Photography was a popular art form and pastime that straddled high and disposable culture, while photographs themselves were objects with value and meaning. Photographic images were therefore created at the nexus of a complex set of processes, including technological advances, practices of consumption, and bureaucratic regulation. My project turns to these practices to examine the culture of popular photography in 20th century Ireland. Taking an island-wide approach, I will use this shared history of photography explore commonality and difference north and south of the border. In so doing, I will critically re-examine how north and south have functioned as post-colonial states, revealing how indigenous visual culture was constructed in tandem with, and in opposition to, images of Ireland made for external consumption.

Moreover, this fellowship will also make a definitive contribution to the study of visual culture more broadly. Photographs are increasingly being used as primary sources by historians. But I want to interrogate how they have been used to date, and consider photographs not as sources for the writing of social history, but as objects which have a past of their own, and which have shaped ways of life and ways of experiencing the world. I am interested in two broad questions: firstly, how did the increasing availability of photographic equipment and the proliferation of photographs impact on the form of daily life, and the way people understood the world around them, during the 20th century? And secondly, how should historians deal with the enormous number of photographic images produced during this time? These questions are particularly pertinent in an Irish context where images and representations have had a tangible political significance, and where battles over representation have become part of broader conflict. However, it is intended that this study will have an impact and reach far beyond Irish history, engaging with ongoing debates regarding the place of representation within the writing of history and historical epistemology.
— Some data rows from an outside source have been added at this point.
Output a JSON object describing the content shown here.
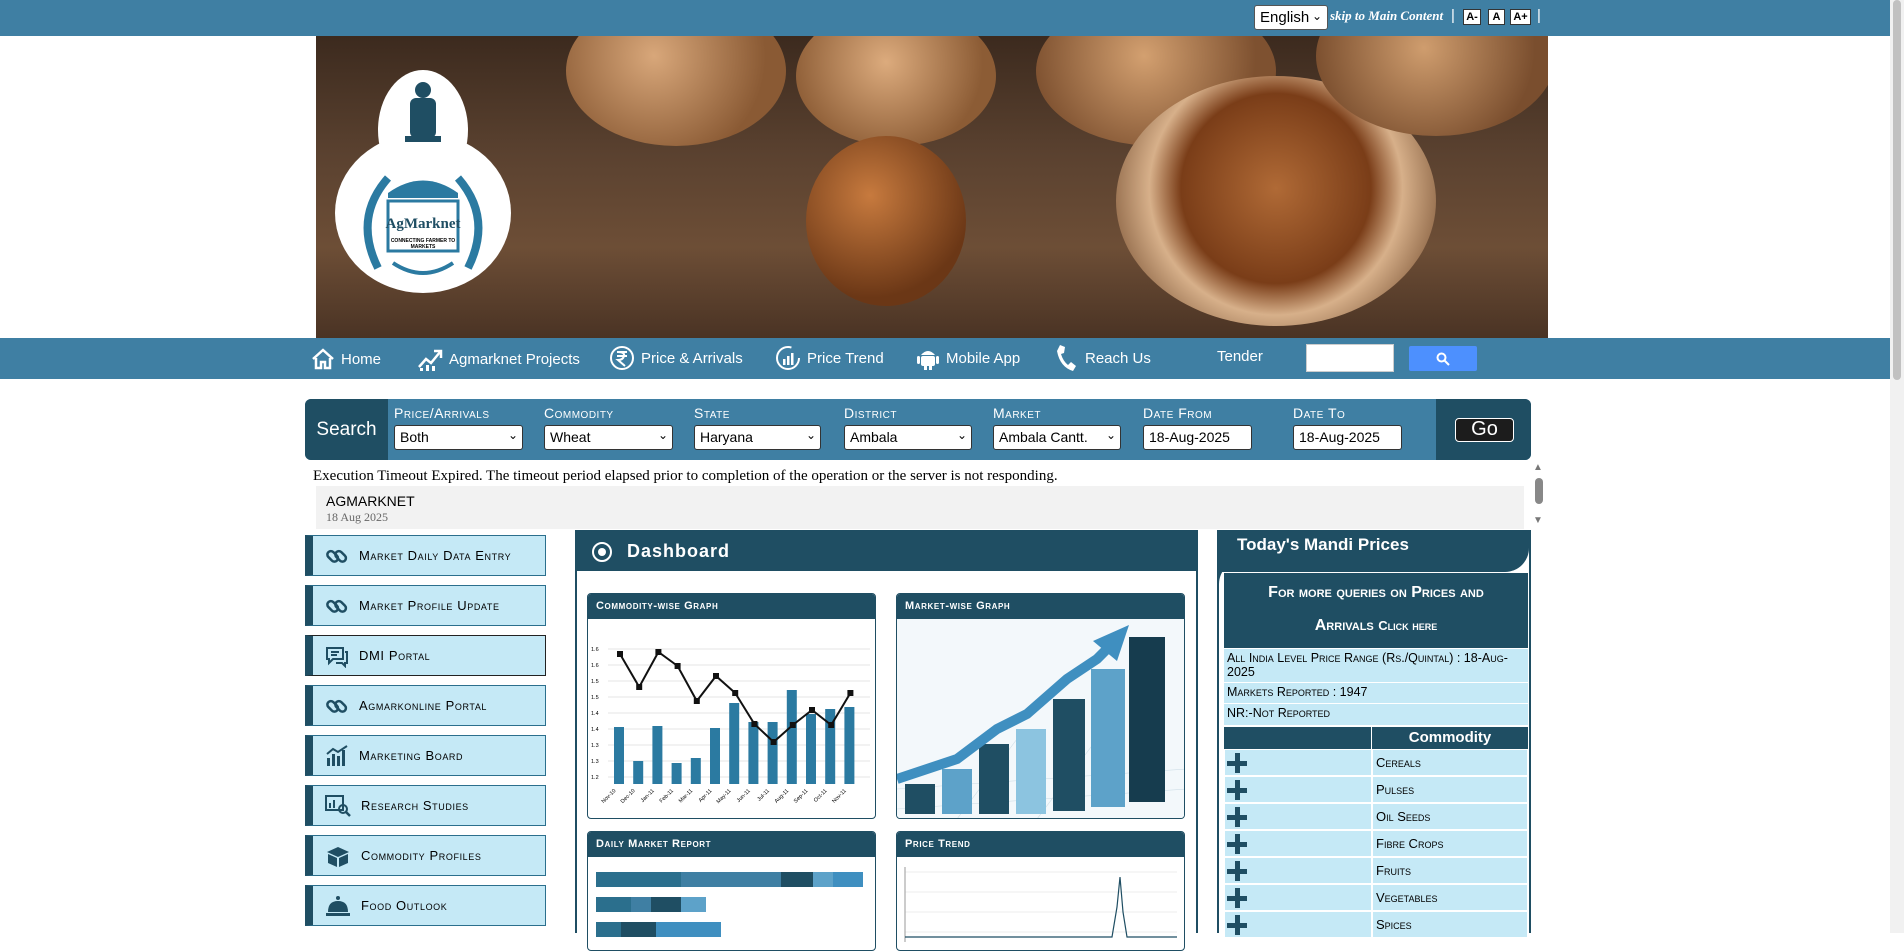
{
  "topbar": {
    "language": "English",
    "skip_link": "skip to Main Content",
    "font_small": "A-",
    "font_normal": "A",
    "font_large": "A+"
  },
  "brand": {
    "name": "AgMarknet",
    "tagline": "CONNECTING FARMER TO MARKETS"
  },
  "nav": {
    "items": [
      "Home",
      "Agmarknet Projects",
      "Price & Arrivals",
      "Price Trend",
      "Mobile App",
      "Reach Us",
      "Tender"
    ]
  },
  "search_panel": {
    "title": "Search",
    "fields": [
      {
        "label": "Price/Arrivals",
        "value": "Both"
      },
      {
        "label": "Commodity",
        "value": "Wheat"
      },
      {
        "label": "State",
        "value": "Haryana"
      },
      {
        "label": "District",
        "value": "Ambala"
      },
      {
        "label": "Market",
        "value": "Ambala Cantt."
      },
      {
        "label": "Date From",
        "value": "18-Aug-2025"
      },
      {
        "label": "Date To",
        "value": "18-Aug-2025"
      }
    ],
    "go": "Go"
  },
  "error_message": "Execution Timeout Expired. The timeout period elapsed prior to completion of the operation or the server is not responding.",
  "ticker": {
    "title": "AGMARKNET",
    "date": "18 Aug 2025"
  },
  "sidebar": {
    "items": [
      {
        "label": "Market Daily Data Entry",
        "icon": "link-icon"
      },
      {
        "label": "Market Profile Update",
        "icon": "link-icon"
      },
      {
        "label": "DMI Portal",
        "icon": "chat-icon"
      },
      {
        "label": "Agmarkonline Portal",
        "icon": "link-icon"
      },
      {
        "label": "Marketing Board",
        "icon": "bar-chart-icon"
      },
      {
        "label": "Research Studies",
        "icon": "research-icon"
      },
      {
        "label": "Commodity Profiles",
        "icon": "box-icon"
      },
      {
        "label": "Food Outlook",
        "icon": "food-icon"
      }
    ]
  },
  "dashboard": {
    "title": "Dashboard",
    "cards": [
      "Commodity-wise Graph",
      "Market-wise Graph",
      "Daily Market Report",
      "Price Trend"
    ],
    "commodity_graph": {
      "months": [
        "Nov-10",
        "Dec-10",
        "Jan-11",
        "Feb-11",
        "Mar-11",
        "Apr-11",
        "May-11",
        "Jun-11",
        "Jul-11",
        "Aug-11",
        "Sep-11",
        "Oct-11",
        "Nov-11"
      ],
      "yticks": [
        "1.6",
        "1.6",
        "1.5",
        "1.5",
        "1.4",
        "1.4",
        "1.3",
        "1.3",
        "1.2"
      ]
    }
  },
  "mandi": {
    "title": "Today's Mandi Prices",
    "queries_line1": "For more queries on Prices and",
    "queries_line2": "Arrivals",
    "click_here": "Click here",
    "price_range": "All India Level Price Range (Rs./Quintal) : 18-Aug-2025",
    "markets_reported": "Markets Reported : 1947",
    "nr_note": "NR:-Not Reported",
    "column_header": "Commodity",
    "commodities": [
      "Cereals",
      "Pulses",
      "Oil Seeds",
      "Fibre Crops",
      "Fruits",
      "Vegetables",
      "Spices"
    ]
  },
  "colors": {
    "primary": "#3f7fa3",
    "dark": "#1f4e63",
    "light": "#c5e9f6",
    "search_button": "#4d90fe"
  }
}
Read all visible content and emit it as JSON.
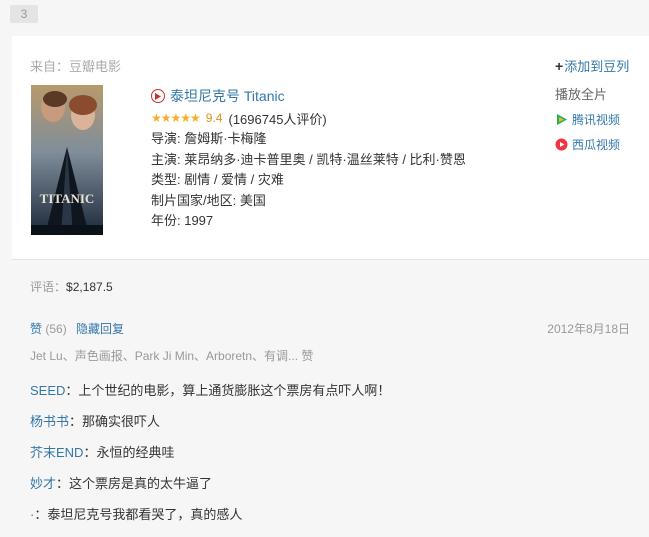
{
  "page_number": "3",
  "card": {
    "source": "来自：豆瓣电影",
    "add_to_douban": "添加到豆列",
    "watch_full_label": "播放全片",
    "providers": [
      {
        "name": "腾讯视频",
        "icon": "tencent-video-icon",
        "color": "#20b15e"
      },
      {
        "name": "西瓜视频",
        "icon": "xigua-video-icon",
        "color": "#ee3642"
      }
    ],
    "poster_title": "TITANIC",
    "movie_title": "泰坦尼克号 Titanic",
    "stars": "★★★★★",
    "score": "9.4",
    "votes": "(1696745人评价)",
    "director": "导演: 詹姆斯·卡梅隆",
    "cast": "主演: 莱昂纳多·迪卡普里奥 / 凯特·温丝莱特 / 比利·赞恩",
    "genre": "类型: 剧情 / 爱情 / 灾难",
    "country": "制片国家/地区: 美国",
    "year": "年份: 1997"
  },
  "review": {
    "price_label": "评语：",
    "price_value": "$2,187.5",
    "likes_label": "赞",
    "likes_count": "(56)",
    "hide_replies": "隐藏回复",
    "date": "2012年8月18日",
    "likers": "Jet Lu、声色画报、Park Ji Min、Arboretn、有调... 赞"
  },
  "comments": [
    {
      "author": "SEED",
      "text": "上个世纪的电影，算上通货膨胀这个票房有点吓人啊！"
    },
    {
      "author": "杨书书",
      "text": "那确实很吓人"
    },
    {
      "author": "芥末END",
      "text": "永恒的经典哇"
    },
    {
      "author": "妙才",
      "text": "这个票房是真的太牛逼了"
    },
    {
      "author": "·",
      "text": "泰坦尼克号我都看哭了，真的感人"
    }
  ],
  "colors": {
    "link": "#3377aa",
    "star": "#f6ae2c",
    "score": "#e09015"
  }
}
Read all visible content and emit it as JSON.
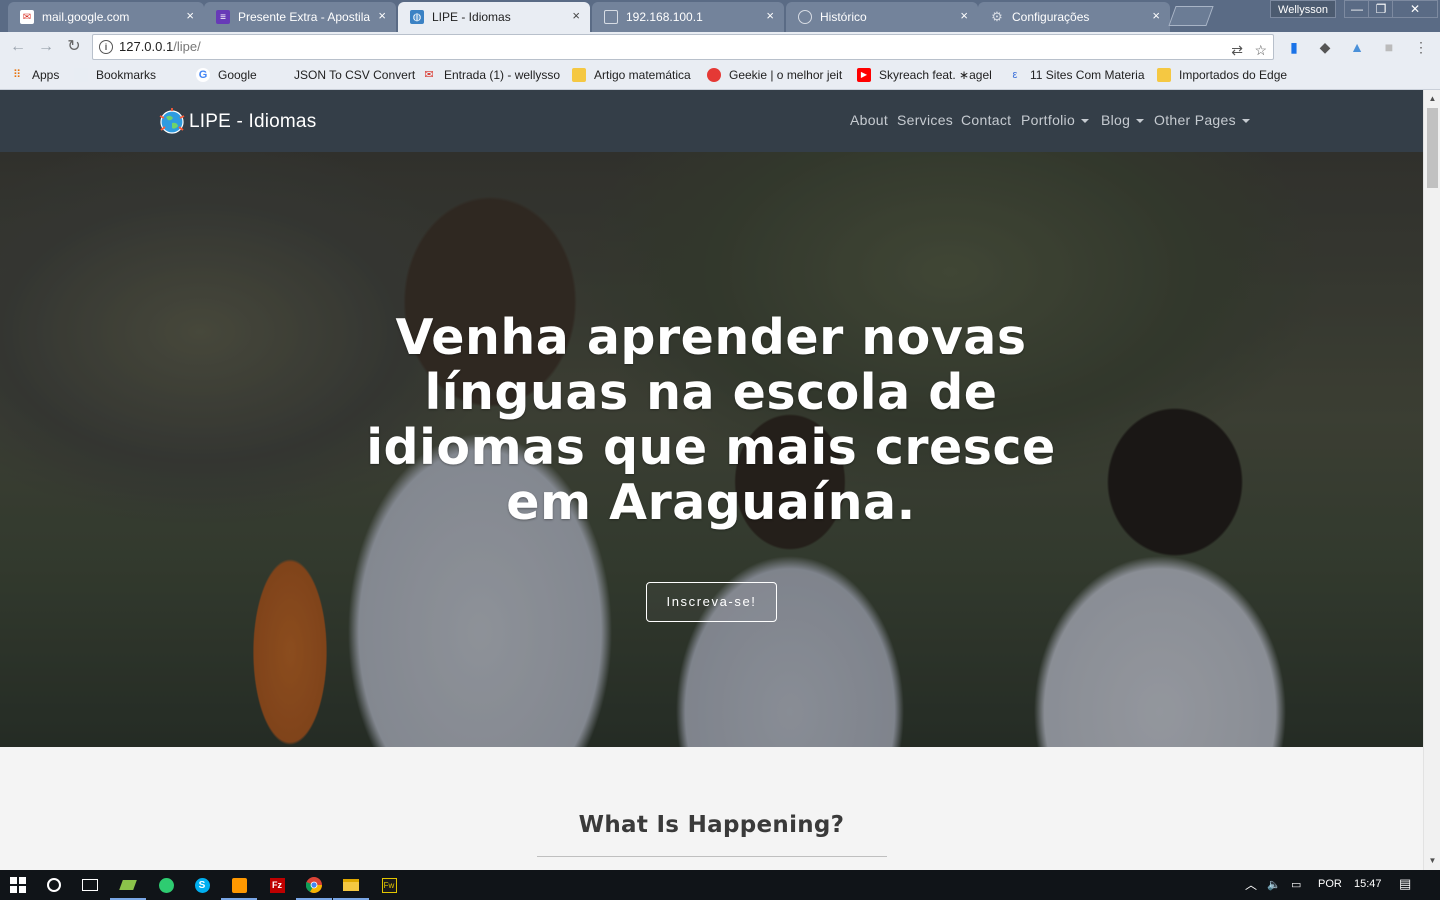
{
  "browser": {
    "tabs": [
      {
        "title": "mail.google.com",
        "icon": "mail-icon",
        "active": false
      },
      {
        "title": "Presente Extra - Apostila",
        "icon": "list-icon",
        "active": false
      },
      {
        "title": "LIPE - Idiomas",
        "icon": "globe-icon",
        "active": true
      },
      {
        "title": "192.168.100.1",
        "icon": "page-icon",
        "active": false
      },
      {
        "title": "Histórico",
        "icon": "history-icon",
        "active": false
      },
      {
        "title": "Configurações",
        "icon": "settings-icon",
        "active": false
      }
    ],
    "close_glyph": "×",
    "profile_name": "Wellysson",
    "window_controls": {
      "minimize": "—",
      "maximize": "❐",
      "close": "✕"
    },
    "address": {
      "host": "127.0.0.1",
      "path": "/lipe/"
    },
    "bookmarks": [
      {
        "label": "Apps",
        "icon": "apps-grid-icon"
      },
      {
        "label": "Bookmarks",
        "icon": "folder-icon"
      },
      {
        "label": "Google",
        "icon": "google-icon"
      },
      {
        "label": "JSON To CSV Convert",
        "icon": "json-icon"
      },
      {
        "label": "Entrada (1) - wellysso",
        "icon": "gmail-icon"
      },
      {
        "label": "Artigo matemática",
        "icon": "folder-icon"
      },
      {
        "label": "Geekie | o melhor jeit",
        "icon": "geekie-icon"
      },
      {
        "label": "Skyreach feat. ∗agel",
        "icon": "youtube-icon"
      },
      {
        "label": "11 Sites Com Materia",
        "icon": "site-icon"
      },
      {
        "label": "Importados do Edge",
        "icon": "folder-icon"
      }
    ]
  },
  "site": {
    "brand": "LIPE - Idiomas",
    "nav": [
      {
        "label": "About",
        "dropdown": false
      },
      {
        "label": "Services",
        "dropdown": false
      },
      {
        "label": "Contact",
        "dropdown": false
      },
      {
        "label": "Portfolio",
        "dropdown": true
      },
      {
        "label": "Blog",
        "dropdown": true
      },
      {
        "label": "Other Pages",
        "dropdown": true
      }
    ],
    "hero": {
      "title": "Venha aprender novas línguas na escola de idiomas que mais cresce em Araguaína.",
      "cta": "Inscreva-se!"
    },
    "section": {
      "title": "What Is Happening?"
    }
  },
  "taskbar": {
    "apps": [
      "windows-start-icon",
      "cortana-icon",
      "task-view-icon",
      "layers-app-icon",
      "whatsapp-icon",
      "skype-icon",
      "sublime-text-icon",
      "filezilla-icon",
      "chrome-icon",
      "file-explorer-icon",
      "fireworks-icon"
    ],
    "language": "POR",
    "time": "15:47"
  },
  "colors": {
    "tabbar": "#5a6b85",
    "site_nav": "#343e48",
    "page_bg": "#f4f4f4",
    "taskbar": "#101418"
  }
}
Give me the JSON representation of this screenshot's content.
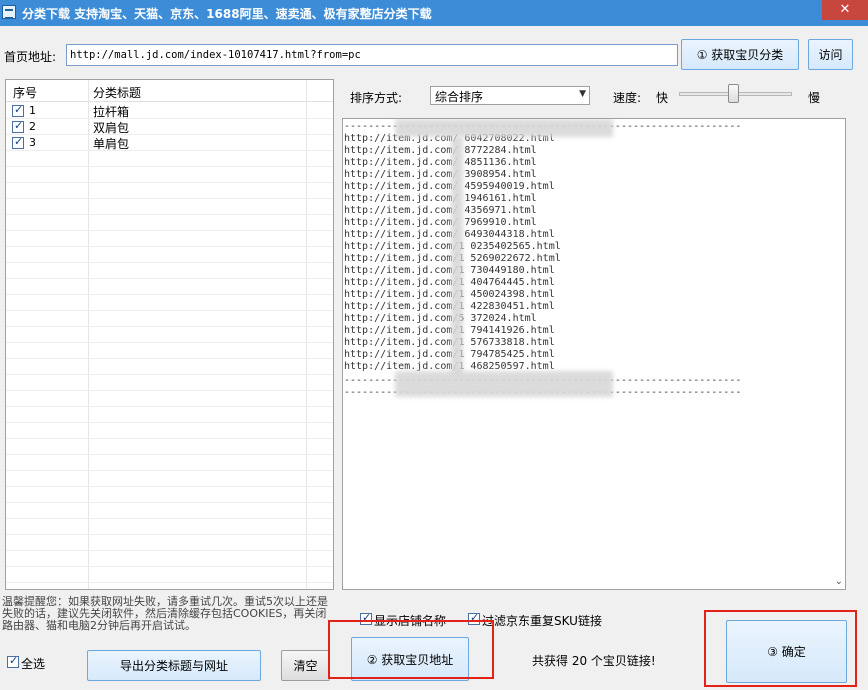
{
  "window": {
    "title": "分类下载    支持淘宝、天猫、京东、1688阿里、速卖通、极有家整店分类下载",
    "close_icon": "✕"
  },
  "header": {
    "homepage_label": "首页地址:",
    "homepage_url": "http://mall.jd.com/index-10107417.html?from=pc",
    "fetch_categories_button": "① 获取宝贝分类",
    "visit_button": "访问"
  },
  "category_list": {
    "columns": [
      "序号",
      "分类标题"
    ],
    "rows": [
      {
        "checked": true,
        "num": "1",
        "title": "拉杆箱"
      },
      {
        "checked": true,
        "num": "2",
        "title": "双肩包"
      },
      {
        "checked": true,
        "num": "3",
        "title": "单肩包"
      }
    ]
  },
  "sort": {
    "label": "排序方式:",
    "selected": "综合排序"
  },
  "speed": {
    "label": "速度:",
    "fast": "快",
    "slow": "慢",
    "level": 0.48
  },
  "log": {
    "separator": "------------------------------------------------------------------",
    "lines": [
      "http://item.jd.com/     6042708022.html",
      "http://item.jd.com/     8772284.html",
      "http://item.jd.com/     4851136.html",
      "http://item.jd.com/     3908954.html",
      "http://item.jd.com/     4595940019.html",
      "http://item.jd.com/     1946161.html",
      "http://item.jd.com/     4356971.html",
      "http://item.jd.com/     7969910.html",
      "http://item.jd.com/     6493044318.html",
      "http://item.jd.com/1    0235402565.html",
      "http://item.jd.com/1    5269022672.html",
      "http://item.jd.com/1    730449180.html",
      "http://item.jd.com/1    404764445.html",
      "http://item.jd.com/1    450024398.html",
      "http://item.jd.com/1    422830451.html",
      "http://item.jd.com/5    372024.html",
      "http://item.jd.com/1    794141926.html",
      "http://item.jd.com/1    576733818.html",
      "http://item.jd.com/1    794785425.html",
      "http://item.jd.com/1    468250597.html"
    ]
  },
  "tip": "温馨提醒您：如果获取网址失败，请多重试几次。重试5次以上还是失败的话，建议先关闭软件，然后清除缓存包括COOKIES，再关闭路由器、猫和电脑2分钟后再开启试试。",
  "options": {
    "show_store_name": "显示店铺名称",
    "show_store_name_checked": true,
    "filter_jd_sku": "过滤京东重复SKU链接",
    "filter_jd_sku_checked": true
  },
  "footer": {
    "select_all": "全选",
    "select_all_checked": true,
    "export_button": "导出分类标题与网址",
    "clear_button": "清空",
    "get_links_button": "② 获取宝贝地址",
    "result_text": "共获得 20 个宝贝链接!",
    "confirm_button": "③ 确定"
  },
  "colors": {
    "titlebar": "#3c8cd8",
    "highlight": "#e3231a",
    "close": "#c7463d"
  }
}
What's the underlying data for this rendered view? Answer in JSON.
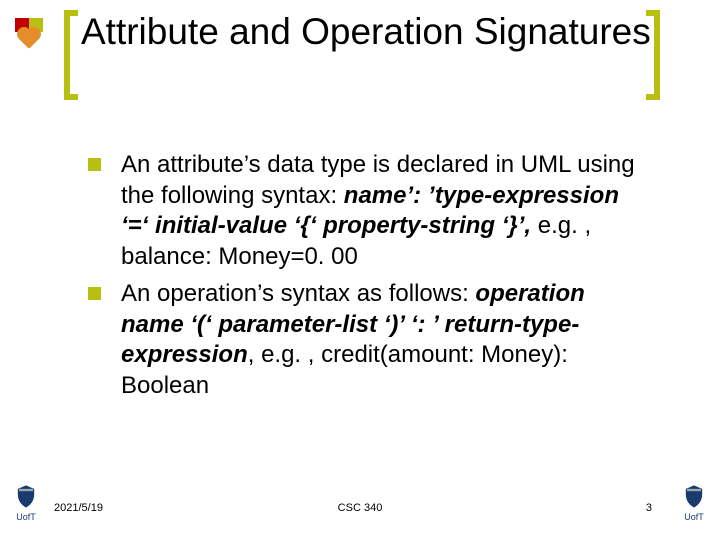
{
  "title": "Attribute and Operation Signatures",
  "bullets": [
    {
      "lead": "An attribute’s data type is declared in UML using the following syntax: ",
      "syntax": "name’: ’type-expression ‘=‘ initial-value ‘{‘ property-string ‘}’,",
      "tail": " e.g. , balance: Money=0. 00"
    },
    {
      "lead": "An operation’s syntax as follows: ",
      "syntax": "operation name ‘(‘ parameter-list ‘)’ ‘: ’ return-type-expression",
      "tail": ", e.g. , credit(amount: Money): Boolean"
    }
  ],
  "footer": {
    "date": "2021/5/19",
    "course": "CSC 340",
    "page": "3",
    "crest_label": "UofT"
  }
}
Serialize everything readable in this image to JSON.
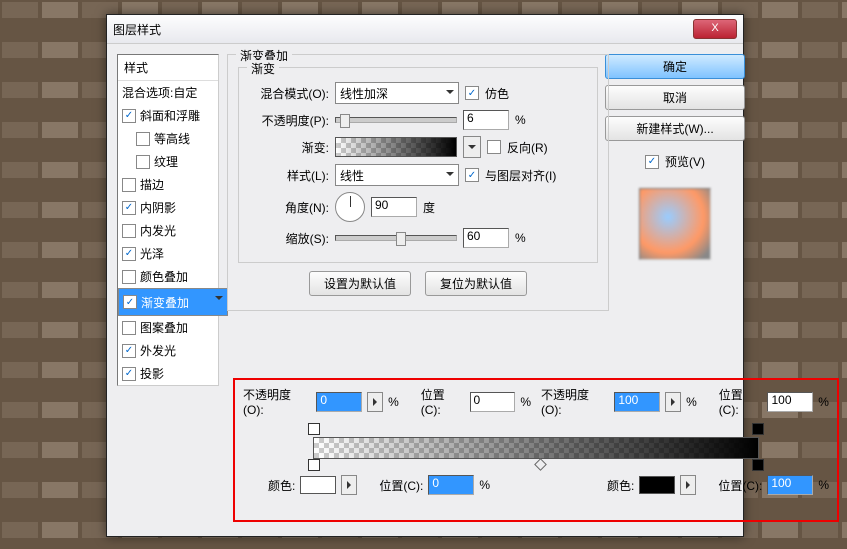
{
  "window": {
    "title": "图层样式",
    "close": "X"
  },
  "styles": {
    "header": "样式",
    "blend": "混合选项:自定",
    "items": [
      {
        "label": "斜面和浮雕",
        "checked": true
      },
      {
        "label": "等高线",
        "checked": false
      },
      {
        "label": "纹理",
        "checked": false
      },
      {
        "label": "描边",
        "checked": false
      },
      {
        "label": "内阴影",
        "checked": true
      },
      {
        "label": "内发光",
        "checked": false
      },
      {
        "label": "光泽",
        "checked": true
      },
      {
        "label": "颜色叠加",
        "checked": false
      },
      {
        "label": "渐变叠加",
        "checked": true,
        "selected": true
      },
      {
        "label": "图案叠加",
        "checked": false
      },
      {
        "label": "外发光",
        "checked": true
      },
      {
        "label": "投影",
        "checked": true
      }
    ]
  },
  "grad": {
    "title": "渐变叠加",
    "subtitle": "渐变",
    "blendMode": {
      "label": "混合模式(O):",
      "value": "线性加深"
    },
    "dither": {
      "label": "仿色",
      "checked": true
    },
    "opacity": {
      "label": "不透明度(P):",
      "value": "6",
      "unit": "%"
    },
    "gradient": {
      "label": "渐变:"
    },
    "reverse": {
      "label": "反向(R)",
      "checked": false
    },
    "style": {
      "label": "样式(L):",
      "value": "线性"
    },
    "align": {
      "label": "与图层对齐(I)",
      "checked": true
    },
    "angle": {
      "label": "角度(N):",
      "value": "90",
      "unit": "度"
    },
    "scale": {
      "label": "缩放(S):",
      "value": "60",
      "unit": "%"
    },
    "btn1": "设置为默认值",
    "btn2": "复位为默认值"
  },
  "editor": {
    "opL": {
      "label": "不透明度(O):",
      "value": "0",
      "unit": "%"
    },
    "posL": {
      "label": "位置(C):",
      "value": "0",
      "unit": "%"
    },
    "opR": {
      "label": "不透明度(O):",
      "value": "100",
      "unit": "%"
    },
    "posR": {
      "label": "位置(C):",
      "value": "100",
      "unit": "%"
    },
    "colL": {
      "label": "颜色:"
    },
    "posBL": {
      "label": "位置(C):",
      "value": "0",
      "unit": "%"
    },
    "colR": {
      "label": "颜色:"
    },
    "posBR": {
      "label": "位置(C):",
      "value": "100",
      "unit": "%"
    }
  },
  "right": {
    "ok": "确定",
    "cancel": "取消",
    "newStyle": "新建样式(W)...",
    "preview": {
      "label": "预览(V)",
      "checked": true
    }
  }
}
In exploring these questions, this project will break new ground in providing a social history of visual culture, and provide a forum for exploring visual methodologies.

Dr Erika Hanna
University of Leicester

Erika was awarded an Early Career Fellowship grant in 2011.